■ **Problem statement**: Word for word, print all of the lines below.

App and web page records
────
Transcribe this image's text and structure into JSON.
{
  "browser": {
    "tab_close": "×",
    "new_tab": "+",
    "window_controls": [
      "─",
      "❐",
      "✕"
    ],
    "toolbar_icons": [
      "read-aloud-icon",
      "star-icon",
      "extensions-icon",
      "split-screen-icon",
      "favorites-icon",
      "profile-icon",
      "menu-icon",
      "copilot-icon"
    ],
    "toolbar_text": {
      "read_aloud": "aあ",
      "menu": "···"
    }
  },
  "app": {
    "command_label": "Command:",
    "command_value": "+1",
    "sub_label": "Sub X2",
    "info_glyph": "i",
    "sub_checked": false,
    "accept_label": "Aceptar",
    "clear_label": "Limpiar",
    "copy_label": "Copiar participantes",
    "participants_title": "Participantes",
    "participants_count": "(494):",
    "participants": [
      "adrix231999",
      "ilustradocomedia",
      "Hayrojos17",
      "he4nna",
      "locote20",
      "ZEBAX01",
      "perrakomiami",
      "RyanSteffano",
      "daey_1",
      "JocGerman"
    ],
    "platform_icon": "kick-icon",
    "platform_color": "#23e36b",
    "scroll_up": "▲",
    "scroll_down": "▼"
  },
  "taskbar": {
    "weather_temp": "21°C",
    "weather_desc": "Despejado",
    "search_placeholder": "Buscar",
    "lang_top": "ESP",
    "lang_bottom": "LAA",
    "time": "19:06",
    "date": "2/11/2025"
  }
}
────
■ **Worked solution**:
Transcribe this image's text and structure into JSON.
{
  "browser": {
    "tab_close": "×",
    "new_tab": "+",
    "window_controls": [
      "─",
      "❐",
      "✕"
    ],
    "toolbar_icons": [
      "read-aloud-icon",
      "star-icon",
      "extensions-icon",
      "split-screen-icon",
      "favorites-icon",
      "profile-icon",
      "menu-icon",
      "copilot-icon"
    ],
    "toolbar_text": {
      "read_aloud": "aあ",
      "menu": "···"
    }
  },
  "app": {
    "command_label": "Command:",
    "command_value": "+1",
    "sub_label": "Sub X2",
    "info_glyph": "i",
    "sub_checked": false,
    "accept_label": "Aceptar",
    "clear_label": "Limpiar",
    "copy_label": "Copiar participantes",
    "participants_title": "Participantes",
    "participants_count": "(494):",
    "participants": [
      "adrix231999",
      "ilustradocomedia",
      "Hayrojos17",
      "he4nna",
      "locote20",
      "ZEBAX01",
      "perrakomiami",
      "RyanSteffano",
      "daey_1",
      "JocGerman"
    ],
    "platform_icon": "kick-icon",
    "platform_color": "#23e36b",
    "scroll_up": "▲",
    "scroll_down": "▼"
  },
  "taskbar": {
    "weather_temp": "21°C",
    "weather_desc": "Despejado",
    "search_placeholder": "Buscar",
    "lang_top": "ESP",
    "lang_bottom": "LAA",
    "time": "19:06",
    "date": "2/11/2025"
  }
}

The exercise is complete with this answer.